The task: Within the records that follow, find every line containing the string "placeholder". Copy those lines.

Entries from a dataset of interfaces
+ + +
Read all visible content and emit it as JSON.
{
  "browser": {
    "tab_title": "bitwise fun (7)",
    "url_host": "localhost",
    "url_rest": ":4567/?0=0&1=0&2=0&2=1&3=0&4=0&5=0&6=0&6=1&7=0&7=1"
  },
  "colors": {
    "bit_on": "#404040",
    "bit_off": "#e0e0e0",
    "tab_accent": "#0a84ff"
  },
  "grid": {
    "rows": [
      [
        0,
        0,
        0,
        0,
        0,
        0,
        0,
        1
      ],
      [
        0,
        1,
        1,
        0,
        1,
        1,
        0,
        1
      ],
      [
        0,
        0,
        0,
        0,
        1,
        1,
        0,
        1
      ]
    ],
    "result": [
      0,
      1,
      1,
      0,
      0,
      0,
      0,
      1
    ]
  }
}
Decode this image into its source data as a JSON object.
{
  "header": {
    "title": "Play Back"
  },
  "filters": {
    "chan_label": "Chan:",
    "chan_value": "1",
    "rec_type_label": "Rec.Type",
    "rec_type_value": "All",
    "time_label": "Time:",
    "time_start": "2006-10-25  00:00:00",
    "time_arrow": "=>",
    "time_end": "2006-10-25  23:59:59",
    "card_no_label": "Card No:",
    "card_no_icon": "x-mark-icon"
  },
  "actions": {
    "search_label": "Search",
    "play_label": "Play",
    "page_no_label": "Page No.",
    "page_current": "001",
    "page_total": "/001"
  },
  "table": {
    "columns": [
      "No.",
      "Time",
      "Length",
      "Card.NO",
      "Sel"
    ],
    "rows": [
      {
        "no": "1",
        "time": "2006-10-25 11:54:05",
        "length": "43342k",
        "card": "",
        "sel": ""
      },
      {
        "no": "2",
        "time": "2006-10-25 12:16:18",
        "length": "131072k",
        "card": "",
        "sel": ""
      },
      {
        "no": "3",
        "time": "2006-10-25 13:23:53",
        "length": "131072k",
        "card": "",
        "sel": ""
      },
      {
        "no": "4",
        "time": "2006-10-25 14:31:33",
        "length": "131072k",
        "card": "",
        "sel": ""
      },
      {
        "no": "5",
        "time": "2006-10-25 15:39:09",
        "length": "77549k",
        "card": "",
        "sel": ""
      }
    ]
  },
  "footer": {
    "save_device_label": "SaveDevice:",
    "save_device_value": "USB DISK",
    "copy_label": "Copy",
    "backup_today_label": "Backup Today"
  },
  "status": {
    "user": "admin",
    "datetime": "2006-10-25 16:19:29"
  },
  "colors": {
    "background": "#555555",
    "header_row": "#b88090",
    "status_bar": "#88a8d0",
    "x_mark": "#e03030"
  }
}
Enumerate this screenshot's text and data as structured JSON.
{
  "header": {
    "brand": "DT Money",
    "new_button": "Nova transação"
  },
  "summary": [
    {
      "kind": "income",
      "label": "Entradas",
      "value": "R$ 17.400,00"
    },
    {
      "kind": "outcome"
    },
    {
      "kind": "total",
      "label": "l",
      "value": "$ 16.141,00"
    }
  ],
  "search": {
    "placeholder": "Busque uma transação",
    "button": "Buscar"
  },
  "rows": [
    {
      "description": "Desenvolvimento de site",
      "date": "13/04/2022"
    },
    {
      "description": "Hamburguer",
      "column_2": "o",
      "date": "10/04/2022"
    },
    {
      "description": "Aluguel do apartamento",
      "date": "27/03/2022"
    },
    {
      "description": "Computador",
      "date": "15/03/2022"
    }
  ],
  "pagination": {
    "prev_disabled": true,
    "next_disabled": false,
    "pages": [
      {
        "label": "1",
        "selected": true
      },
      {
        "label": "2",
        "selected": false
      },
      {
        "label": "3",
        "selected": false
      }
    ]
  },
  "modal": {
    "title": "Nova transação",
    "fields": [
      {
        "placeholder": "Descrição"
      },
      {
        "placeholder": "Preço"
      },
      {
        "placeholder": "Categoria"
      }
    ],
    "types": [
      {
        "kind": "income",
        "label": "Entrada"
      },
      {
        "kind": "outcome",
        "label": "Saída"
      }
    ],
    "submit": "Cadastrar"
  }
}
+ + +
Answer section:
    "placeholder": "Busque uma transação",
        "placeholder": "Descrição"
        "placeholder": "Preço"
        "placeholder": "Categoria"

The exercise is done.